2.  Neither the COW nor the NRA concept has yet been articulated with a degree of specificity sufficient for a fully informed evaluation.  This is particularly the case with regard to the financial aspects of both concepts.

• The NRA concept is dependent upon the cost of construction and the price point the market would bear for sale or lease of the property.  In turn, these will largely determine the amount of funds available for the improvement and enlargement of the park.

• The COW concept, as far as I can tell, is dependent upon receiving funding through grants or private donations.

3.  Given the financial burden Newburyport residents are currently carrying to address the too long deferred capital depreciation of our public buildings (Library, Waterworks, High School, Middle School and the Bresnahan School), it is essential that the Waterfront not increase this burden.

4.  The difference between the two concepts for the Waterfront is a question of differing aesthetic sensibilities and assessments as to how best to link the boardwalk area to the downtown.  The NRA concept is one of an intimate park defined by ground-level commercial structures 
that would draw people to the boardwalk on a year-round basis.  The COW concept is one of an open area with flexible parking that could serve alternative seasonal functions and thereby 
draw people to the boardwalk.  As they say, taste is in the eye of the beholder.  Personally, I am attracted more to the NRA design concept.  I certainly understand how others would have 
a different perspective.
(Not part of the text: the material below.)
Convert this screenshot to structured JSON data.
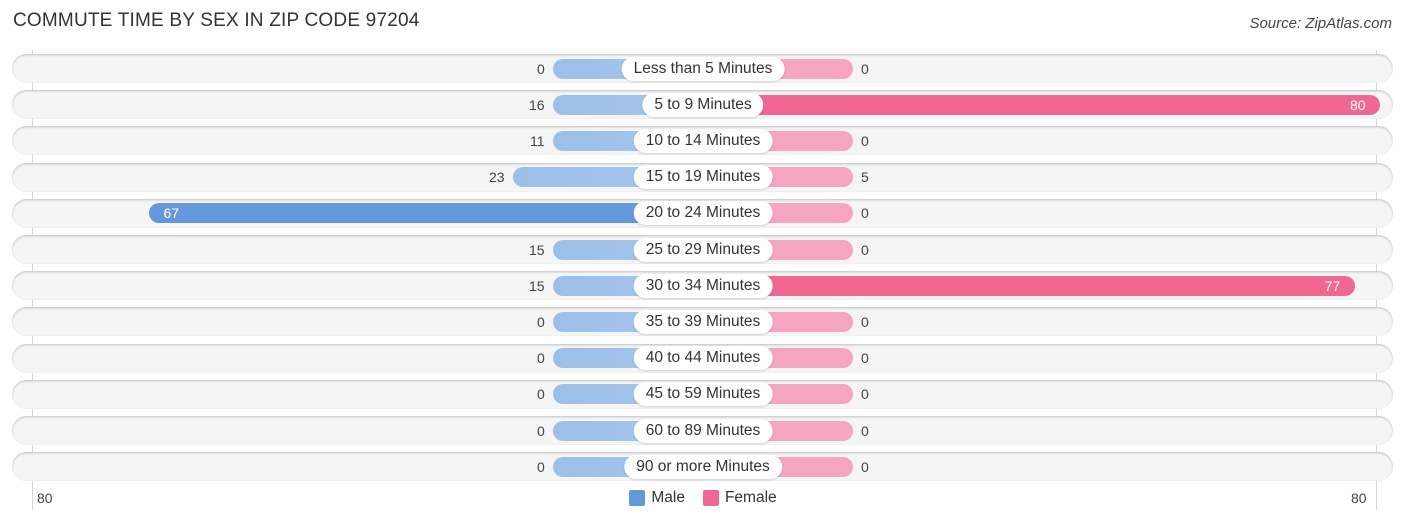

5.  It is important that all of us engaged in this important discussion on the most desirable design for the very heart of our community keep an open mind and treat each other with the utmost respect.  Staking out non-negotiable positions will likely result in a continuation of the status quo and be indicative of a community too fractured to envision a better future.